VIs Included in the Stäubli LabVIEW Integration Library

  • Connect to robot
  • Disconnect from robot
  • Robot Power Control
  • Edit Tools Dialog
  • Check if Cartesian Move is Possible
  • Get Cartesian Position
  • Get Robot Joint Position
  • Move to Load Sample Position
  • Protected Move
  • Reset Motion
  • Set Cartesian Position
  • Set Joint Position
  • Set Robot Speed
  • Stop Current Motion
  • Wait until Move Completed

The library includes these VI’s, as well as sample programs that show how the subVI’s are used. The VI’s were originally used to implement a control system that coordinates the motion of a TX60 with another axis of position control from a third party and data acquisition.  By leveraging the wide variety of features native to LabVIEW, the entire motion control system was controllable by a single host PC.  In this application, multiple different types of motion control systems, from different companies, using different protocols, were all controllable from a single program.

Robots in Automation and Research

Industrial robots such as the Stäubli TX60 increasingly find roles outside traditional industrial automation.  The same attributes that make them suitable for industrial assembly (repeatability, speed, reliability) are attractive for scientific applications, but the supervisory schemes can be very different for these different applications.  In an industrial environment, a sequence of motions is typically loaded onto the robot controller, with outside interface perhaps from a PLC.  R&D scientists and engineers are more likely to implement supervision from a PC, with flexible routines written in high-level programming languages.  Adapting the robot interface so scientists can program it like other lab control and data acquisition hardware promotes the use of industrial robots in these non-traditional applications.

An Example Scientific Application of an Industrial Robot

   Traditional Custom Goniometer (L) and TX60 Adapted for Use in Materials Characterization (R)

Traditional Custom Goniometer (L) and TX60 Adapted for Use in Materials Characterization (R)

In the US, one of the roles of the National Institutes of Standards and Technology (NIST) is to characterize the properties of specialized materials and develop test methods for them.  NIST’s Sensor Science Division has facilities for measuring reflectance and scattering of optical materials while illuminating them with specialized light sources at tightly controlled angles of incidence.  In the past, samples were positioned with custom goniometric instruments built specifically for this purpose.  Recently, researchers have begun to adapt industrial robots to this task.  The images below show optical samples being held by a traditional custom goniometer and a Stäubli TX60 robot with a specialized sample holder.

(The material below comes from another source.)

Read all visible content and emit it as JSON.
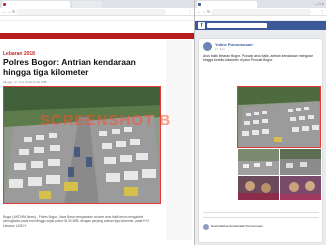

Adaptation of the TX60 for Control with LabVIEW Interface

Dynamic Structures and Materials (DSM) developed the robotic goniometer for NIST using a Stäubli TX60 robot with CS8C controller and the “calibrated arm” option.  In addition to the mechanical and electrical integration tasks such as the design of end-of-arm tooling and integration with a safety circuit, this deliverable required software integration.  The end user wanted to be able to control the robot directly from the LabVIEW programming environment.  This allows a single program running on a host PC to simultaneously take input from the operator through a GUI, plan and coordinate the sequence of moves for the robot and other positioners used in the system, and log data from instruments at specified points in the motion sequence.  LabVIEW contains high level functions that can be used for data analysis, as well as specialized functionality such as EPICS integration.  The freedom to command the robot from a PC running LabVIEW increases the flexibility for high level control and opens programming to a wide range of developers who are fluent in this graphical programming language.


Contact DSM to Purchase

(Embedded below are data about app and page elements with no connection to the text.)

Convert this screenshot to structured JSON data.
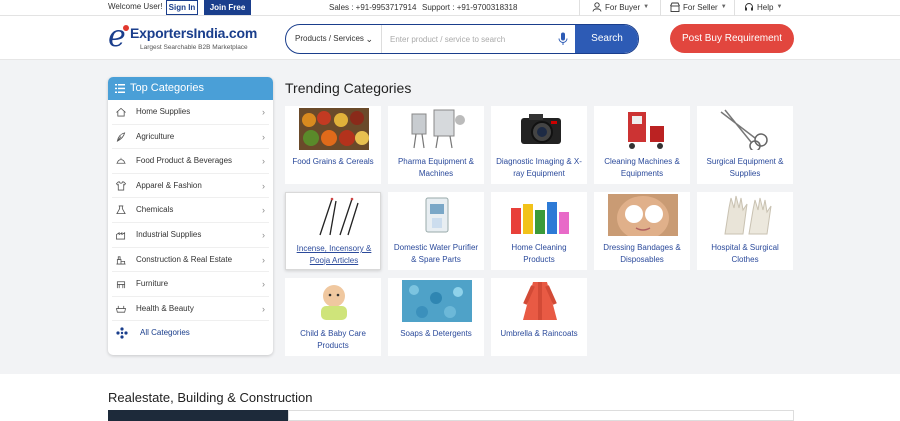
{
  "topbar": {
    "welcome": "Welcome User!",
    "signin": "Sign In",
    "join": "Join Free",
    "sales": "Sales : +91-9953717914",
    "support": "Support : +91-9700318318",
    "for_buyer": "For Buyer",
    "for_seller": "For Seller",
    "help": "Help"
  },
  "header": {
    "logo_name": "ExportersIndia.com",
    "logo_tagline": "Largest Searchable B2B Marketplace",
    "search_category": "Products / Services",
    "search_placeholder": "Enter product / service to search",
    "search_button": "Search",
    "post_button": "Post Buy Requirement"
  },
  "colors": {
    "brand_blue": "#1a3e8c",
    "sidebar_header": "#4a9fd7",
    "post_red": "#e2463e",
    "search_button": "#2d5bb5"
  },
  "sidebar": {
    "title": "Top Categories",
    "items": [
      {
        "label": "Home Supplies",
        "icon": "home-supplies-icon"
      },
      {
        "label": "Agriculture",
        "icon": "agriculture-icon"
      },
      {
        "label": "Food Product & Beverages",
        "icon": "food-icon"
      },
      {
        "label": "Apparel & Fashion",
        "icon": "apparel-icon"
      },
      {
        "label": "Chemicals",
        "icon": "chemicals-icon"
      },
      {
        "label": "Industrial Supplies",
        "icon": "industrial-icon"
      },
      {
        "label": "Construction & Real Estate",
        "icon": "construction-icon"
      },
      {
        "label": "Furniture",
        "icon": "furniture-icon"
      },
      {
        "label": "Health & Beauty",
        "icon": "health-beauty-icon"
      }
    ],
    "all_label": "All Categories"
  },
  "trending": {
    "title": "Trending Categories",
    "tiles": [
      {
        "label": "Food Grains & Cereals"
      },
      {
        "label": "Pharma Equipment & Machines"
      },
      {
        "label": "Diagnostic Imaging & X-ray Equipment"
      },
      {
        "label": "Cleaning Machines & Equipments"
      },
      {
        "label": "Surgical Equipment & Supplies"
      },
      {
        "label": "Incense, Incensory & Pooja Articles"
      },
      {
        "label": "Domestic Water Purifier & Spare Parts"
      },
      {
        "label": "Home Cleaning Products"
      },
      {
        "label": "Dressing Bandages & Disposables"
      },
      {
        "label": "Hospital & Surgical Clothes"
      },
      {
        "label": "Child & Baby Care Products"
      },
      {
        "label": "Soaps & Detergents"
      },
      {
        "label": "Umbrella & Raincoats"
      }
    ]
  },
  "section2": {
    "title": "Realestate, Building & Construction"
  }
}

DSM is interested in working with scientists and engineers on new applications that can use the Stäubli LabVIEW Integration library.  DSM has a Certified LabVIEW Developer on staff for programming support, or the library can be licensed separately, with documentation of the interface and how to use the library.  

DSM is a Certified LabVIEW Associate Developer (CLAD) and a NI Alliance Member with a focus on motion control.